EXERCISE AIM: A single number is the answer here: how many lines of the entries contain "twitter"?

DATA FOR THE TASK: Begin

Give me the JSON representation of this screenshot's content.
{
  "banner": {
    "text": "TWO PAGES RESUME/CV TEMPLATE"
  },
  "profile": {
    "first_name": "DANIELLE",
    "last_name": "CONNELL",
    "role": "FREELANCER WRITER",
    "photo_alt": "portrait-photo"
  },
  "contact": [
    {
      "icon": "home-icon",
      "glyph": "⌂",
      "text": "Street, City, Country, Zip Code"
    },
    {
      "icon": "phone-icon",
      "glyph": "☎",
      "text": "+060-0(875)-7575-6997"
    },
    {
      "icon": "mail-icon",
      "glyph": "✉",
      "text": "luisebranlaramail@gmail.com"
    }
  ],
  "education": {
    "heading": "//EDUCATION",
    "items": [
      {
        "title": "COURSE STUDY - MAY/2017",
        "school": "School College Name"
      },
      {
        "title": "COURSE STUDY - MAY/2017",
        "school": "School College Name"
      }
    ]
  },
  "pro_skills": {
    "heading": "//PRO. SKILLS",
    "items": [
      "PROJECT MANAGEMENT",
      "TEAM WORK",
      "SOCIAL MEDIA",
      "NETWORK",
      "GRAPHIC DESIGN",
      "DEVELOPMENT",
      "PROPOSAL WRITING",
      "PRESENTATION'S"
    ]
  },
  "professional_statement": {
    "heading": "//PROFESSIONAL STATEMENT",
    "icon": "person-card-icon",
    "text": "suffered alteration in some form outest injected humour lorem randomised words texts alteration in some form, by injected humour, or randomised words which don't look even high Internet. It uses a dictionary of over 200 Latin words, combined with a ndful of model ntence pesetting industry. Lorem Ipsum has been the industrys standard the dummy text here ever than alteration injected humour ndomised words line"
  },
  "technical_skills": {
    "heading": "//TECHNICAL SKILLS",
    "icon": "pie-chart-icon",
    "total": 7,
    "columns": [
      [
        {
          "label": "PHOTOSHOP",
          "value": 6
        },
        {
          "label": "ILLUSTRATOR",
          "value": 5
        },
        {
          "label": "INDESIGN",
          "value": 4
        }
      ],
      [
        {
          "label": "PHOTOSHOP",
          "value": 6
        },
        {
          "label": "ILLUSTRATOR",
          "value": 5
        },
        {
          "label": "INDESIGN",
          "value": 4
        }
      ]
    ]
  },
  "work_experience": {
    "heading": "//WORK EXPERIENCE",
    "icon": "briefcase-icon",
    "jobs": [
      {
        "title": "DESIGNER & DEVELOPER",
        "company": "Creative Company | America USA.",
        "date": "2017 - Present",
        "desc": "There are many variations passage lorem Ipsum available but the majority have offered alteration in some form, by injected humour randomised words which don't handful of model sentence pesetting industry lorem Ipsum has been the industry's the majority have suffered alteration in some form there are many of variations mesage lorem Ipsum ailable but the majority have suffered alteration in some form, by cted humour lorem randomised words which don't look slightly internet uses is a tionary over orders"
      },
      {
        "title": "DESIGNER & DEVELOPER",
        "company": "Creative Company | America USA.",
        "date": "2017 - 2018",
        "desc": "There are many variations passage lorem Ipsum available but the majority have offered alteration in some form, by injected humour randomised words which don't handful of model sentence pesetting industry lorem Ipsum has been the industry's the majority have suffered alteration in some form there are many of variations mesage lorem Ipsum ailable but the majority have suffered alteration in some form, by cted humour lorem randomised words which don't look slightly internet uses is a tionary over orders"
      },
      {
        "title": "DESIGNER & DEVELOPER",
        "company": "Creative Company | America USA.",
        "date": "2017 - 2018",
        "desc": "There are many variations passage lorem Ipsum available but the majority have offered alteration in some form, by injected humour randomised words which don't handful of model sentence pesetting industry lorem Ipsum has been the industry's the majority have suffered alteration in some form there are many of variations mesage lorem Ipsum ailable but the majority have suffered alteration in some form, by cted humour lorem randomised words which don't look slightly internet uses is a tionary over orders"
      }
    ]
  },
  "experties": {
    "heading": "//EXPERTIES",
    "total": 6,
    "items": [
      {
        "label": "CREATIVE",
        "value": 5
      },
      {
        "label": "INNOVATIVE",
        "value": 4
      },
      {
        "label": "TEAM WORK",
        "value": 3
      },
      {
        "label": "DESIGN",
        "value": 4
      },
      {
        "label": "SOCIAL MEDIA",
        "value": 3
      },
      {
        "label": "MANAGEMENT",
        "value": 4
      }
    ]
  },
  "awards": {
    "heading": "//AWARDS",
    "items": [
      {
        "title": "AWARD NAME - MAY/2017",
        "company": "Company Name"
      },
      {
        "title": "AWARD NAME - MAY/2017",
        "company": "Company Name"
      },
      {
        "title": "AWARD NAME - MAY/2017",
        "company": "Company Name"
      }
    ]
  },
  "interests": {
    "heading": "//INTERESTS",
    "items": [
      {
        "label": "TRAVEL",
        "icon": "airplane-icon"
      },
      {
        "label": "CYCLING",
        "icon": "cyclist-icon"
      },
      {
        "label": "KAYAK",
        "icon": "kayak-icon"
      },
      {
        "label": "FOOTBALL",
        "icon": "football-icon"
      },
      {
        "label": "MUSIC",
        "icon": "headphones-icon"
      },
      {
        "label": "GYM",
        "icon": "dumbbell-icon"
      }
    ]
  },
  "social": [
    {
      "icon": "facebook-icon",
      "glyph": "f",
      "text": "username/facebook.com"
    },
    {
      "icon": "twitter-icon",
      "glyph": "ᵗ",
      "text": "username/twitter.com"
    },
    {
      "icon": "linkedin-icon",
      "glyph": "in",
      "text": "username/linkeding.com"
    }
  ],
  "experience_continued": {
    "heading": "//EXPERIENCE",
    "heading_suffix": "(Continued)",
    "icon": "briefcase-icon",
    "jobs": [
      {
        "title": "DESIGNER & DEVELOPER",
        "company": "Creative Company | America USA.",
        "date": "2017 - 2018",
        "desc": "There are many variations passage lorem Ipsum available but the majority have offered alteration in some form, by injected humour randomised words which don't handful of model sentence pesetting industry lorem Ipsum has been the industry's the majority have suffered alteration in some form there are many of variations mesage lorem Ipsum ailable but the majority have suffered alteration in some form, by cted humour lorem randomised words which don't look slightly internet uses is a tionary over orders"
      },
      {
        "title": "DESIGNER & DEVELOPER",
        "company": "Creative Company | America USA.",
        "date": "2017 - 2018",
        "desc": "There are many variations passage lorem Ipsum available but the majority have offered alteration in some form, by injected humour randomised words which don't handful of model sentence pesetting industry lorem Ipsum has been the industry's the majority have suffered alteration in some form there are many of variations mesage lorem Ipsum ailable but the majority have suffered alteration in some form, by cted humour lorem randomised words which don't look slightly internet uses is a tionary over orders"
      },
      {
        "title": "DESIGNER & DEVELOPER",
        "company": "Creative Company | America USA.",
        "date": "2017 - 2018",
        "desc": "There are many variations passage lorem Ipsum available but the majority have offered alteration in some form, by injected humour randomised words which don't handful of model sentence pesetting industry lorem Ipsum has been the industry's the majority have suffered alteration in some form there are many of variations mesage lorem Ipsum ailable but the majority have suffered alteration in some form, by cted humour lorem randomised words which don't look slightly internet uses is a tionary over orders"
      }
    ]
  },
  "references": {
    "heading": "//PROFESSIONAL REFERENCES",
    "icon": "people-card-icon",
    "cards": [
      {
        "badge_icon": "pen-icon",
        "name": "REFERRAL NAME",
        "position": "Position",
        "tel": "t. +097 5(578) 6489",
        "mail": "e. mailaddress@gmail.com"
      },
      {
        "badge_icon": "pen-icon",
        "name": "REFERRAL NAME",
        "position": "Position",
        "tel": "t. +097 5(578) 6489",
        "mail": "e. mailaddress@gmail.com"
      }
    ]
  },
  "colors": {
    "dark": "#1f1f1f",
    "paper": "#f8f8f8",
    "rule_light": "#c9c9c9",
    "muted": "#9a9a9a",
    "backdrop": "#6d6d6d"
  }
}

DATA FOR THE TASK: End

ANSWER SECTION: 2